All of the data below should be output exactly as given.

╭─ Data supplied

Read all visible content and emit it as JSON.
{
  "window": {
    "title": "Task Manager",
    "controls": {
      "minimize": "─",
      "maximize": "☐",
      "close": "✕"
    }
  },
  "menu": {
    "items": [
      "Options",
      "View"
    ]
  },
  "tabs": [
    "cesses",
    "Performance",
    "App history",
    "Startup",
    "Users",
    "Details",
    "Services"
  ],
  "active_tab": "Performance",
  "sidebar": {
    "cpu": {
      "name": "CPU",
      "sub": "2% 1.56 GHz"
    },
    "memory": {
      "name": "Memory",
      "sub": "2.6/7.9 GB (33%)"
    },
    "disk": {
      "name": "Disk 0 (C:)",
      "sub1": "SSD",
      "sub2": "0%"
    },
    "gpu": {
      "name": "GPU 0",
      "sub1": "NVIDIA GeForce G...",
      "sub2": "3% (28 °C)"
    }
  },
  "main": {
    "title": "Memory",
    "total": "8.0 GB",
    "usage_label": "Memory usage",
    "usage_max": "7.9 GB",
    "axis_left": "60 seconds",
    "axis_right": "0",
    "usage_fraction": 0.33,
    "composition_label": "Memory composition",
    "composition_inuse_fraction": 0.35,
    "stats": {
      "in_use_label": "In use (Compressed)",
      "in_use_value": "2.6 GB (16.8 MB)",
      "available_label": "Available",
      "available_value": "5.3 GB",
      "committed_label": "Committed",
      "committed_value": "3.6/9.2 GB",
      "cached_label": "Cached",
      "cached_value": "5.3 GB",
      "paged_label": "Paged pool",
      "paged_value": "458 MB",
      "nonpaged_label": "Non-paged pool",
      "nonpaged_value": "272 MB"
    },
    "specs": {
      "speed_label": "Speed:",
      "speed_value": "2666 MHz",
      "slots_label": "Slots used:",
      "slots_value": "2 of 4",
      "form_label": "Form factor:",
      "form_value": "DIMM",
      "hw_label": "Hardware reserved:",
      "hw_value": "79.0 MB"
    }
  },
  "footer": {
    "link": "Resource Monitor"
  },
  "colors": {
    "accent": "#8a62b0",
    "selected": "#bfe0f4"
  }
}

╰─

*Response below*:
Read all visible content and emit it as JSON.
{
  "window": {
    "title": "Task Manager",
    "controls": {
      "minimize": "─",
      "maximize": "☐",
      "close": "✕"
    }
  },
  "menu": {
    "items": [
      "Options",
      "View"
    ]
  },
  "tabs": [
    "cesses",
    "Performance",
    "App history",
    "Startup",
    "Users",
    "Details",
    "Services"
  ],
  "active_tab": "Performance",
  "sidebar": {
    "cpu": {
      "name": "CPU",
      "sub": "2% 1.56 GHz"
    },
    "memory": {
      "name": "Memory",
      "sub": "2.6/7.9 GB (33%)"
    },
    "disk": {
      "name": "Disk 0 (C:)",
      "sub1": "SSD",
      "sub2": "0%"
    },
    "gpu": {
      "name": "GPU 0",
      "sub1": "NVIDIA GeForce G...",
      "sub2": "3% (28 °C)"
    }
  },
  "main": {
    "title": "Memory",
    "total": "8.0 GB",
    "usage_label": "Memory usage",
    "usage_max": "7.9 GB",
    "axis_left": "60 seconds",
    "axis_right": "0",
    "usage_fraction": 0.33,
    "composition_label": "Memory composition",
    "composition_inuse_fraction": 0.35,
    "stats": {
      "in_use_label": "In use (Compressed)",
      "in_use_value": "2.6 GB (16.8 MB)",
      "available_label": "Available",
      "available_value": "5.3 GB",
      "committed_label": "Committed",
      "committed_value": "3.6/9.2 GB",
      "cached_label": "Cached",
      "cached_value": "5.3 GB",
      "paged_label": "Paged pool",
      "paged_value": "458 MB",
      "nonpaged_label": "Non-paged pool",
      "nonpaged_value": "272 MB"
    },
    "specs": {
      "speed_label": "Speed:",
      "speed_value": "2666 MHz",
      "slots_label": "Slots used:",
      "slots_value": "2 of 4",
      "form_label": "Form factor:",
      "form_value": "DIMM",
      "hw_label": "Hardware reserved:",
      "hw_value": "79.0 MB"
    }
  },
  "footer": {
    "link": "Resource Monitor"
  },
  "colors": {
    "accent": "#8a62b0",
    "selected": "#bfe0f4"
  }
}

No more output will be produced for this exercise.